Word for word, reproduce every line of the data.

----- Extracted information

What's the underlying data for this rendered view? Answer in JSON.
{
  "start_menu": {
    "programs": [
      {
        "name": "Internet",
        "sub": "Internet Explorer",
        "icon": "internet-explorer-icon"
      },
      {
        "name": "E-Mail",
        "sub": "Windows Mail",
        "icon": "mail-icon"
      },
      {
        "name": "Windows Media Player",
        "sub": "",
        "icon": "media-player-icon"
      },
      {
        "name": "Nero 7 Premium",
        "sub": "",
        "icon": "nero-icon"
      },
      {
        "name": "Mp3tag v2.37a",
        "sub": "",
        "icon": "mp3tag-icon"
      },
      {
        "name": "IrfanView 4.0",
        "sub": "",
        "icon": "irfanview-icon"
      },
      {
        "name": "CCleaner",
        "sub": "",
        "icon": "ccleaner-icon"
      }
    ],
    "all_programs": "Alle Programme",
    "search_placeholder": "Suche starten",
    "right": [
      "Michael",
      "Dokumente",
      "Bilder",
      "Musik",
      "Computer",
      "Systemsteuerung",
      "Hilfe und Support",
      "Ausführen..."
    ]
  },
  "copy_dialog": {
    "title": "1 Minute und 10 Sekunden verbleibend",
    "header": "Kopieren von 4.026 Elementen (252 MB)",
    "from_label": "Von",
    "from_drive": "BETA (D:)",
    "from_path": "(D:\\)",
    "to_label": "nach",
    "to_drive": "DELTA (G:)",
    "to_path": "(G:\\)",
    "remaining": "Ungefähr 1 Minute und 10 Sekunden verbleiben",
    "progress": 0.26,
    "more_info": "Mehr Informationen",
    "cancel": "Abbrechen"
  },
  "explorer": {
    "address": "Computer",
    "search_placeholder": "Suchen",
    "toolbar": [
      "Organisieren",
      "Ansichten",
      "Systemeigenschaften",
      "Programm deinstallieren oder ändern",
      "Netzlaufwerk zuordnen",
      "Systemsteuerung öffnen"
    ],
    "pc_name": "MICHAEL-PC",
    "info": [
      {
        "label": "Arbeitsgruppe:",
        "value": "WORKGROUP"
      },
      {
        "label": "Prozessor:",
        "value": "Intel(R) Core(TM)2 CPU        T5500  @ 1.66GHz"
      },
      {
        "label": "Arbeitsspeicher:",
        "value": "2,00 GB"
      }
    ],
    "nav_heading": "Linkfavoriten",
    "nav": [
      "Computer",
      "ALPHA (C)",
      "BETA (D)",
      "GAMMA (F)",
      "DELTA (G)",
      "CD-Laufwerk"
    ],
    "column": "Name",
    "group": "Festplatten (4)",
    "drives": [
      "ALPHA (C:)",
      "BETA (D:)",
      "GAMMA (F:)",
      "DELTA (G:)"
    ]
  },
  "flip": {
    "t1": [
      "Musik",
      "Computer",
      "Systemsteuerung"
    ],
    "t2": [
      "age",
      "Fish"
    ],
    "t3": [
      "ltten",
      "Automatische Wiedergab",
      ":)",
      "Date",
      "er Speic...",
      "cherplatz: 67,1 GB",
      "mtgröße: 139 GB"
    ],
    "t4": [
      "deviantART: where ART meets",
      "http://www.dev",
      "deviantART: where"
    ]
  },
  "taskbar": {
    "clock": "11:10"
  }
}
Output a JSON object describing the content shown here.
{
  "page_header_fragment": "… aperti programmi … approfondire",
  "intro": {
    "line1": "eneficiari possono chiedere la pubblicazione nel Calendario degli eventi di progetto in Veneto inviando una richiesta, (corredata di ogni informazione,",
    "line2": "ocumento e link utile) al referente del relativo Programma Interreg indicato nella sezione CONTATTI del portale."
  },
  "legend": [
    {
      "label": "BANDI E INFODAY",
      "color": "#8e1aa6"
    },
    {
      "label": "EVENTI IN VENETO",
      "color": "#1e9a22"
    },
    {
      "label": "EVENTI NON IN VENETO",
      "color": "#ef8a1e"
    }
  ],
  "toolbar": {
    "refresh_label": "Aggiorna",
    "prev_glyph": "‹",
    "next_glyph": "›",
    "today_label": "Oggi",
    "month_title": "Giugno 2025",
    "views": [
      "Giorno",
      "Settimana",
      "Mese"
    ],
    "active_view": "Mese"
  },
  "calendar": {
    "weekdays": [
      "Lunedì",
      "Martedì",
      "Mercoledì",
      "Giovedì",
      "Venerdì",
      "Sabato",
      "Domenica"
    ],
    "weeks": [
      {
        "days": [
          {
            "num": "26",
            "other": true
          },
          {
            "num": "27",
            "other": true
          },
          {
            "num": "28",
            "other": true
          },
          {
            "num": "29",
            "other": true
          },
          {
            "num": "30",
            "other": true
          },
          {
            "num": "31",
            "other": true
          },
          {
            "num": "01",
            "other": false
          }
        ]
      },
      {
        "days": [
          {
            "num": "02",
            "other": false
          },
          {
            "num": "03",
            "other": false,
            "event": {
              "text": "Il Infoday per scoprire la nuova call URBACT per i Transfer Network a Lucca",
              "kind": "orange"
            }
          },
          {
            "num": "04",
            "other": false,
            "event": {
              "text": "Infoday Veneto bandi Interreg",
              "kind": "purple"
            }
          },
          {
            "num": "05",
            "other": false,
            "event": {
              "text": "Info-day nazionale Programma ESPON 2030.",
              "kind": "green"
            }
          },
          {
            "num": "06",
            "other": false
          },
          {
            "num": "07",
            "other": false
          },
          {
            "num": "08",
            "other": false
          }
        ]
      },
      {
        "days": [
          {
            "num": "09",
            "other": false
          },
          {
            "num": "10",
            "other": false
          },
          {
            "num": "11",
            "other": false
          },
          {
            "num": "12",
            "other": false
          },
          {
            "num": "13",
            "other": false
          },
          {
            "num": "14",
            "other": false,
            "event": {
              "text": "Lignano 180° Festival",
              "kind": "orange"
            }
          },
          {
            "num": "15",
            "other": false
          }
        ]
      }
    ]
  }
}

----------

§ Written answer:
What's the underlying data for this rendered view? Answer in JSON.
{
  "start_menu": {
    "programs": [
      {
        "name": "Internet",
        "sub": "Internet Explorer",
        "icon": "internet-explorer-icon"
      },
      {
        "name": "E-Mail",
        "sub": "Windows Mail",
        "icon": "mail-icon"
      },
      {
        "name": "Windows Media Player",
        "sub": "",
        "icon": "media-player-icon"
      },
      {
        "name": "Nero 7 Premium",
        "sub": "",
        "icon": "nero-icon"
      },
      {
        "name": "Mp3tag v2.37a",
        "sub": "",
        "icon": "mp3tag-icon"
      },
      {
        "name": "IrfanView 4.0",
        "sub": "",
        "icon": "irfanview-icon"
      },
      {
        "name": "CCleaner",
        "sub": "",
        "icon": "ccleaner-icon"
      }
    ],
    "all_programs": "Alle Programme",
    "search_placeholder": "Suche starten",
    "right": [
      "Michael",
      "Dokumente",
      "Bilder",
      "Musik",
      "Computer",
      "Systemsteuerung",
      "Hilfe und Support",
      "Ausführen..."
    ]
  },
  "copy_dialog": {
    "title": "1 Minute und 10 Sekunden verbleibend",
    "header": "Kopieren von 4.026 Elementen (252 MB)",
    "from_label": "Von",
    "from_drive": "BETA (D:)",
    "from_path": "(D:\\)",
    "to_label": "nach",
    "to_drive": "DELTA (G:)",
    "to_path": "(G:\\)",
    "remaining": "Ungefähr 1 Minute und 10 Sekunden verbleiben",
    "progress": 0.26,
    "more_info": "Mehr Informationen",
    "cancel": "Abbrechen"
  },
  "explorer": {
    "address": "Computer",
    "search_placeholder": "Suchen",
    "toolbar": [
      "Organisieren",
      "Ansichten",
      "Systemeigenschaften",
      "Programm deinstallieren oder ändern",
      "Netzlaufwerk zuordnen",
      "Systemsteuerung öffnen"
    ],
    "pc_name": "MICHAEL-PC",
    "info": [
      {
        "label": "Arbeitsgruppe:",
        "value": "WORKGROUP"
      },
      {
        "label": "Prozessor:",
        "value": "Intel(R) Core(TM)2 CPU        T5500  @ 1.66GHz"
      },
      {
        "label": "Arbeitsspeicher:",
        "value": "2,00 GB"
      }
    ],
    "nav_heading": "Linkfavoriten",
    "nav": [
      "Computer",
      "ALPHA (C)",
      "BETA (D)",
      "GAMMA (F)",
      "DELTA (G)",
      "CD-Laufwerk"
    ],
    "column": "Name",
    "group": "Festplatten (4)",
    "drives": [
      "ALPHA (C:)",
      "BETA (D:)",
      "GAMMA (F:)",
      "DELTA (G:)"
    ]
  },
  "flip": {
    "t1": [
      "Musik",
      "Computer",
      "Systemsteuerung"
    ],
    "t2": [
      "age",
      "Fish"
    ],
    "t3": [
      "ltten",
      "Automatische Wiedergab",
      ":)",
      "Date",
      "er Speic...",
      "cherplatz: 67,1 GB",
      "mtgröße: 139 GB"
    ],
    "t4": [
      "deviantART: where ART meets",
      "http://www.dev",
      "deviantART: where"
    ]
  },
  "taskbar": {
    "clock": "11:10"
  }
}
Output a JSON object describing the content shown here.
{
  "page_header_fragment": "… aperti programmi … approfondire",
  "intro": {
    "line1": "eneficiari possono chiedere la pubblicazione nel Calendario degli eventi di progetto in Veneto inviando una richiesta, (corredata di ogni informazione,",
    "line2": "ocumento e link utile) al referente del relativo Programma Interreg indicato nella sezione CONTATTI del portale."
  },
  "legend": [
    {
      "label": "BANDI E INFODAY",
      "color": "#8e1aa6"
    },
    {
      "label": "EVENTI IN VENETO",
      "color": "#1e9a22"
    },
    {
      "label": "EVENTI NON IN VENETO",
      "color": "#ef8a1e"
    }
  ],
  "toolbar": {
    "refresh_label": "Aggiorna",
    "prev_glyph": "‹",
    "next_glyph": "›",
    "today_label": "Oggi",
    "month_title": "Giugno 2025",
    "views": [
      "Giorno",
      "Settimana",
      "Mese"
    ],
    "active_view": "Mese"
  },
  "calendar": {
    "weekdays": [
      "Lunedì",
      "Martedì",
      "Mercoledì",
      "Giovedì",
      "Venerdì",
      "Sabato",
      "Domenica"
    ],
    "weeks": [
      {
        "days": [
          {
            "num": "26",
            "other": true
          },
          {
            "num": "27",
            "other": true
          },
          {
            "num": "28",
            "other": true
          },
          {
            "num": "29",
            "other": true
          },
          {
            "num": "30",
            "other": true
          },
          {
            "num": "31",
            "other": true
          },
          {
            "num": "01",
            "other": false
          }
        ]
      },
      {
        "days": [
          {
            "num": "02",
            "other": false
          },
          {
            "num": "03",
            "other": false,
            "event": {
              "text": "Il Infoday per scoprire la nuova call URBACT per i Transfer Network a Lucca",
              "kind": "orange"
            }
          },
          {
            "num": "04",
            "other": false,
            "event": {
              "text": "Infoday Veneto bandi Interreg",
              "kind": "purple"
            }
          },
          {
            "num": "05",
            "other": false,
            "event": {
              "text": "Info-day nazionale Programma ESPON 2030.",
              "kind": "green"
            }
          },
          {
            "num": "06",
            "other": false
          },
          {
            "num": "07",
            "other": false
          },
          {
            "num": "08",
            "other": false
          }
        ]
      },
      {
        "days": [
          {
            "num": "09",
            "other": false
          },
          {
            "num": "10",
            "other": false
          },
          {
            "num": "11",
            "other": false
          },
          {
            "num": "12",
            "other": false
          },
          {
            "num": "13",
            "other": false
          },
          {
            "num": "14",
            "other": false,
            "event": {
              "text": "Lignano 180° Festival",
              "kind": "orange"
            }
          },
          {
            "num": "15",
            "other": false
          }
        ]
      }
    ]
  }
}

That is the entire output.